[Opening Task inputs section]

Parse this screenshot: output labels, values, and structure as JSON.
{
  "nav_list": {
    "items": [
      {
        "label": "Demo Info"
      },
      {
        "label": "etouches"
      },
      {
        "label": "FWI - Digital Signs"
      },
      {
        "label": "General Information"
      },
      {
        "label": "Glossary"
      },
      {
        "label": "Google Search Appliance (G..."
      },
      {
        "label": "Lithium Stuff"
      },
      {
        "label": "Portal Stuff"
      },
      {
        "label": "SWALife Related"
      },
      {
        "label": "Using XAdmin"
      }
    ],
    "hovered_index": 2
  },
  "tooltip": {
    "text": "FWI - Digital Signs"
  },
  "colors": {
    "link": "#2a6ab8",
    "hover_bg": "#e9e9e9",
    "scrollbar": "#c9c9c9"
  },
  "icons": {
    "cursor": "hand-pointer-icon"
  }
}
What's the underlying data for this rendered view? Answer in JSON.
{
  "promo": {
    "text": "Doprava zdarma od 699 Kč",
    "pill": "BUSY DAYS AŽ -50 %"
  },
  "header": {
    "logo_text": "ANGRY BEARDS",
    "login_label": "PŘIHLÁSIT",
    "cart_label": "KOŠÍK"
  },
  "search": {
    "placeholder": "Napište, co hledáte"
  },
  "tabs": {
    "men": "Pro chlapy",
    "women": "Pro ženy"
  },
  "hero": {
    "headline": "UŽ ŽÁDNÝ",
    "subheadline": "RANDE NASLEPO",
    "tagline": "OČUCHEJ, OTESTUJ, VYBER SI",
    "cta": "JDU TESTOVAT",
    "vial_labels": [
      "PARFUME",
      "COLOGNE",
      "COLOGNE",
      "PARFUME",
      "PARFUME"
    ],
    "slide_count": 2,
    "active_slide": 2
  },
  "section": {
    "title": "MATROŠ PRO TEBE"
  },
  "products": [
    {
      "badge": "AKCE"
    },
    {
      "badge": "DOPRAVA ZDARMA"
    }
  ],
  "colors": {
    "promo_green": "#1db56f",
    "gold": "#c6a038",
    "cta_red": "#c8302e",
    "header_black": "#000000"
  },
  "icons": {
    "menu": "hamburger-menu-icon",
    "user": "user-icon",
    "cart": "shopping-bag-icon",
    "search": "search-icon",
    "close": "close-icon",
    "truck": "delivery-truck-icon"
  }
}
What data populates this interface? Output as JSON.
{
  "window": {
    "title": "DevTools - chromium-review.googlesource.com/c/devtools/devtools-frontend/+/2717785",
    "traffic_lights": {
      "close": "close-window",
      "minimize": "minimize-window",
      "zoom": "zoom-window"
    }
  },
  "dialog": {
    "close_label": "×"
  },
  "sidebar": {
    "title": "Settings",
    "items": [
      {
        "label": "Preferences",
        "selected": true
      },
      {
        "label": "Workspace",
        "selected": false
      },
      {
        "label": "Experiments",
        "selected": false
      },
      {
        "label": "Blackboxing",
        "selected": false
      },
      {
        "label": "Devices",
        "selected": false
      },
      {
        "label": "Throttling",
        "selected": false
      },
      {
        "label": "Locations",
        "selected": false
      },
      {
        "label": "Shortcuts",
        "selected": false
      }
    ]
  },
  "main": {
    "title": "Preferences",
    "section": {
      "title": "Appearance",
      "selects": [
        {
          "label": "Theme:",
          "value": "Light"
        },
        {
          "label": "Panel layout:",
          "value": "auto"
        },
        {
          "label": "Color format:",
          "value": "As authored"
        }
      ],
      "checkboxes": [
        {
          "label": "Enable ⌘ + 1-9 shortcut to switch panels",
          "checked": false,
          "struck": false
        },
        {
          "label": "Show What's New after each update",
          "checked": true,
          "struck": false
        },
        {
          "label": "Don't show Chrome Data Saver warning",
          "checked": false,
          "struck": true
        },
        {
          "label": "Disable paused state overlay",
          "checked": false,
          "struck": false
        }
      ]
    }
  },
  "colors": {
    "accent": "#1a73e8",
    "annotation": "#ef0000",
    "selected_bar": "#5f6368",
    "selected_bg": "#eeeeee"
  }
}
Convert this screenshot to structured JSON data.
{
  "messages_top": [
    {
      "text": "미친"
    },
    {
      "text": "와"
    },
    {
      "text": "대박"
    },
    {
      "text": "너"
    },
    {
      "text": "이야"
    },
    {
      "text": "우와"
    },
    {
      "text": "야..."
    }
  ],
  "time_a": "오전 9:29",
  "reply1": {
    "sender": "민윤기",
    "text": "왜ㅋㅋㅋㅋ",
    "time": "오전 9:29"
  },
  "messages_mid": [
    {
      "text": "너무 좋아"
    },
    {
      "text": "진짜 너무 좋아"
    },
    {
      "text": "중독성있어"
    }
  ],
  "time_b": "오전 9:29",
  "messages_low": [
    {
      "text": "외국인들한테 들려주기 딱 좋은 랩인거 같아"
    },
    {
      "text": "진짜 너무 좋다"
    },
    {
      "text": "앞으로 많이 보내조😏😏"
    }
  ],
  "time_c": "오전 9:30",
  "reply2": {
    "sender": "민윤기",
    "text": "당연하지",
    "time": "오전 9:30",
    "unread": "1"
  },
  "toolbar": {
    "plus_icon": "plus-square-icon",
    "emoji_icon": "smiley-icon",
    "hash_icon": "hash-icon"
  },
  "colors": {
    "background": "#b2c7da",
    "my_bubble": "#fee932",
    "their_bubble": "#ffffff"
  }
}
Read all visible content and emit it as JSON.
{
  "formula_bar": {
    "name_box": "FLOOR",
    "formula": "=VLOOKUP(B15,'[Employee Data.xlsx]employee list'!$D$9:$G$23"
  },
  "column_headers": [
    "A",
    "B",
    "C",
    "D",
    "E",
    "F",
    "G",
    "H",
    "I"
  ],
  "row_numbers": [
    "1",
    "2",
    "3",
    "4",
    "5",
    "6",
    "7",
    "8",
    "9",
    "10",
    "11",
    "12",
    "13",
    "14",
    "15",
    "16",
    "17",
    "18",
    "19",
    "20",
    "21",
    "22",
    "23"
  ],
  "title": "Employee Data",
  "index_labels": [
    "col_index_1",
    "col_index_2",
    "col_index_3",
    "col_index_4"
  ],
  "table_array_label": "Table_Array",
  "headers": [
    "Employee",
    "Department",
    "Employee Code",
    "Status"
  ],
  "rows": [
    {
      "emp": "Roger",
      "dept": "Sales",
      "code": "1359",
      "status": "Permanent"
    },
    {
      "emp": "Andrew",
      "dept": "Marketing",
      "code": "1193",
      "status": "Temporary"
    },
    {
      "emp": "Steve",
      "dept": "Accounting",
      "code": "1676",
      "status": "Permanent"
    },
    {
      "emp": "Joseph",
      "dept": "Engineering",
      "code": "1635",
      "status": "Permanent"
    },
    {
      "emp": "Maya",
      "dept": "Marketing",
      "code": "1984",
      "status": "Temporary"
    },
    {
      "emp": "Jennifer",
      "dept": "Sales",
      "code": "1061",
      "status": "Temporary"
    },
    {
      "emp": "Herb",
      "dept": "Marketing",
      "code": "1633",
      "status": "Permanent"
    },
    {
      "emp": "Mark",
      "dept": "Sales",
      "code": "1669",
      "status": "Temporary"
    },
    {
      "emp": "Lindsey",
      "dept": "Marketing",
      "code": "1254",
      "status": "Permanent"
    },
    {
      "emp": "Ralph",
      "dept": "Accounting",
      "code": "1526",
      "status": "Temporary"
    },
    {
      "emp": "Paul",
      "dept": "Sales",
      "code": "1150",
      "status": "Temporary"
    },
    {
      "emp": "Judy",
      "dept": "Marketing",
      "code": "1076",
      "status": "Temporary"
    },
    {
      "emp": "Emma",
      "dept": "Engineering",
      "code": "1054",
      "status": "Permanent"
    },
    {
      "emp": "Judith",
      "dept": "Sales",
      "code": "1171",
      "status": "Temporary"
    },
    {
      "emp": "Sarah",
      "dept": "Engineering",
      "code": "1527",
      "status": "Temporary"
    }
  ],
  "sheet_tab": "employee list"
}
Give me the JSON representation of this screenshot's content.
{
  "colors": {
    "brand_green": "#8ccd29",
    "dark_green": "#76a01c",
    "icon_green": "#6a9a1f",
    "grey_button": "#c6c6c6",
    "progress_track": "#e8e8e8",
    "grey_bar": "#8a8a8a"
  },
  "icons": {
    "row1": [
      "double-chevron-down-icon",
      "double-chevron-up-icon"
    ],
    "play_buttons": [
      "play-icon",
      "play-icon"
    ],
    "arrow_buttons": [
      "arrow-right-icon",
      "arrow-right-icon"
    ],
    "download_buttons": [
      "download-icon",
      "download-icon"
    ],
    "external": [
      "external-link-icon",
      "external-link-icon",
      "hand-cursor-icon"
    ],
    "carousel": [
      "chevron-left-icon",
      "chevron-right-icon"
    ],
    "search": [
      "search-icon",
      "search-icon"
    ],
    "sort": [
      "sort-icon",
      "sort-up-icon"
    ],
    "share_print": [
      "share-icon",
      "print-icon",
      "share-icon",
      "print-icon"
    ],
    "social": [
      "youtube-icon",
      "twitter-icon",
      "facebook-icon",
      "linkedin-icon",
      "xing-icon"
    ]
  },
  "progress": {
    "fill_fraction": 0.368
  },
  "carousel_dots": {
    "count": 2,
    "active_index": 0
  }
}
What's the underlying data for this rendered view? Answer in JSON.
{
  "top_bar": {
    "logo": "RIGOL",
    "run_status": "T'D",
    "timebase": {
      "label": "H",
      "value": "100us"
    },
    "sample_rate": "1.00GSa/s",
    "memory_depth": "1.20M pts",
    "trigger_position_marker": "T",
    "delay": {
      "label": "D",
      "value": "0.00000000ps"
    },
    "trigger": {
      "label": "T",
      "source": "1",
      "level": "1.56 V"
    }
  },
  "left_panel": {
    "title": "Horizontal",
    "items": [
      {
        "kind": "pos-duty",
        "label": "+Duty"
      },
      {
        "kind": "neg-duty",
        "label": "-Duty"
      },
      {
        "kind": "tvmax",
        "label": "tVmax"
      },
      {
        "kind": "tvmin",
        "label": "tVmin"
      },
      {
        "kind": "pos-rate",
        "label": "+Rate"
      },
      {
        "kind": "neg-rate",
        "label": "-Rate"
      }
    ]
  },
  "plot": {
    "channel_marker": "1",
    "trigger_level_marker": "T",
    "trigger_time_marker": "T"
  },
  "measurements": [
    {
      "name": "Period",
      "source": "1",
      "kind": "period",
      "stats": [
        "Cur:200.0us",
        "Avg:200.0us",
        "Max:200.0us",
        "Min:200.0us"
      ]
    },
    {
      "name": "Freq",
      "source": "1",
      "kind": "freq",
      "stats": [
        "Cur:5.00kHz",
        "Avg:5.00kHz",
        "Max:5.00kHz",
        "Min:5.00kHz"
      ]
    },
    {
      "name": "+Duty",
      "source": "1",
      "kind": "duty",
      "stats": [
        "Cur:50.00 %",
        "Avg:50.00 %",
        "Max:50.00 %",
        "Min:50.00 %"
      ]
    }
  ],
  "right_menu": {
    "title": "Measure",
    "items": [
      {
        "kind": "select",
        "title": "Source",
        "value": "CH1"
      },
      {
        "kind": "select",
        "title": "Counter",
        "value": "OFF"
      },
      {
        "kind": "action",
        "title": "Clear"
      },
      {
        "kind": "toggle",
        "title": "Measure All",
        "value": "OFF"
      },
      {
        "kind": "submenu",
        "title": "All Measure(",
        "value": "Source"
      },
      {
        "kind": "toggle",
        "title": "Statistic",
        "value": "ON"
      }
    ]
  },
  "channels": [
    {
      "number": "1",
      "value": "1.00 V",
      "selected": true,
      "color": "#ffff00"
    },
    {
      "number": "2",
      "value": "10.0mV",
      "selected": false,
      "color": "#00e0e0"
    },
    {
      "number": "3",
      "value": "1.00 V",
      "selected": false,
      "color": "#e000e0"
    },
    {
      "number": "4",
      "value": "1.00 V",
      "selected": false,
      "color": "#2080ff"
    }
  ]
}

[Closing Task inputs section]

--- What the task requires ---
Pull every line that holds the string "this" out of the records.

--- Answer to the exercise ---
Parse this screenshot: output labels, values, and structure as JSON.
What's the underlying data for this rendered view? Answer in JSON.
What data populates this interface? Output as JSON.
Convert this screenshot to structured JSON data.
Give me the JSON representation of this screenshot's content.
What's the underlying data for this rendered view? Answer in JSON.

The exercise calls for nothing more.